Arriving Soon, the album-opener, is a new Eddie "Cleanhead" Vinson original. The blues-singer and altoist had been off the scene for a few years, but Cannon ran across him in Kansas City and extracted a few choice numbers from him, including this haunting theme. (I don't know about the state of your pictorial imagination, but during Cannon's dramatic opening statement I can see John Cassavetes staring from a West 67th Street rooftop.) New Delhi is a Vic Feldman tune with a beautiful melody line, excellent vibes, and prettily-muted work by Nat. Lisa, recorded before by Feldman on his own Riverside album, "Merry Olde Soul" (RLP 366; Stereo 9366), is given slightly faster treatment this time, which seems to make Lisa a more exciting and sinister chick; and Cannon tells the tale beautifully. Thelonious Monk's Well You Needn't is taken at a brisk clip, lends itself to this rather rollicking treatment, and displays an impressive feeling of band unity. The Brothers Adderley are exceptionally moving on Star Eyes where, after an opening Latin vamp, Cannonball almost explodes into the melody, leading Nat into the soaring release. Winetone, a blues line by Kelly, draws its title from Chicago disc jockey Daddy-o Daylie's special pronunciation of the composer's name. The date's only unfamiliar tune for the group - actually, Wynton worked it up in the studio - it comes off in a way that suggests that, when things are feeling right and going right, both total spontaneity and pre-set organization are likely to be equally effective.

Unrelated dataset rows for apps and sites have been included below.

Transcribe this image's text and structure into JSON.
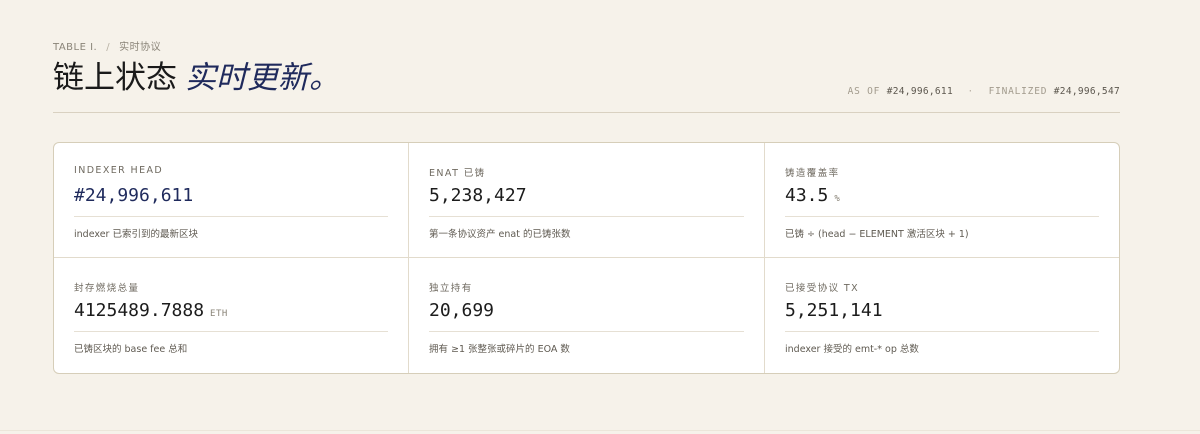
{
  "header": {
    "eyebrow_table": "TABLE I.",
    "eyebrow_sep": "/",
    "eyebrow_section": "实时协议",
    "title_plain": "链上状态",
    "title_accent": "实时更新。",
    "asof_label": "AS OF",
    "asof_value": "#24,996,611",
    "asof_dot": "·",
    "finalized_label": "FINALIZED",
    "finalized_value": "#24,996,547"
  },
  "stats": [
    {
      "label": "INDEXER HEAD",
      "value": "#24,996,611",
      "unit": "",
      "desc": "indexer 已索引到的最新区块"
    },
    {
      "label": "ENAT 已铸",
      "value": "5,238,427",
      "unit": "",
      "desc": "第一条协议资产 enat 的已铸张数"
    },
    {
      "label": "铸造覆盖率",
      "value": "43.5",
      "unit": "%",
      "desc": "已铸 ÷ (head − ELEMENT 激活区块 + 1)"
    },
    {
      "label": "封存燃烧总量",
      "value": "4125489.7888",
      "unit": "ETH",
      "desc": "已铸区块的 base fee 总和"
    },
    {
      "label": "独立持有",
      "value": "20,699",
      "unit": "",
      "desc": "拥有 ≥1 张整张或碎片的 EOA 数"
    },
    {
      "label": "已接受协议 TX",
      "value": "5,251,141",
      "unit": "",
      "desc": "indexer 接受的 emt-* op 总数"
    }
  ]
}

There is little more to say. Whether you be a deepdyed fan or not, I think you'll really like this album. The Adderley excitement is there, the Adderley "soul" is there, and then there's that new something-else - that Cannonball Adderley Quintet Plus factor. You know what I mean ?
- Ed Sherman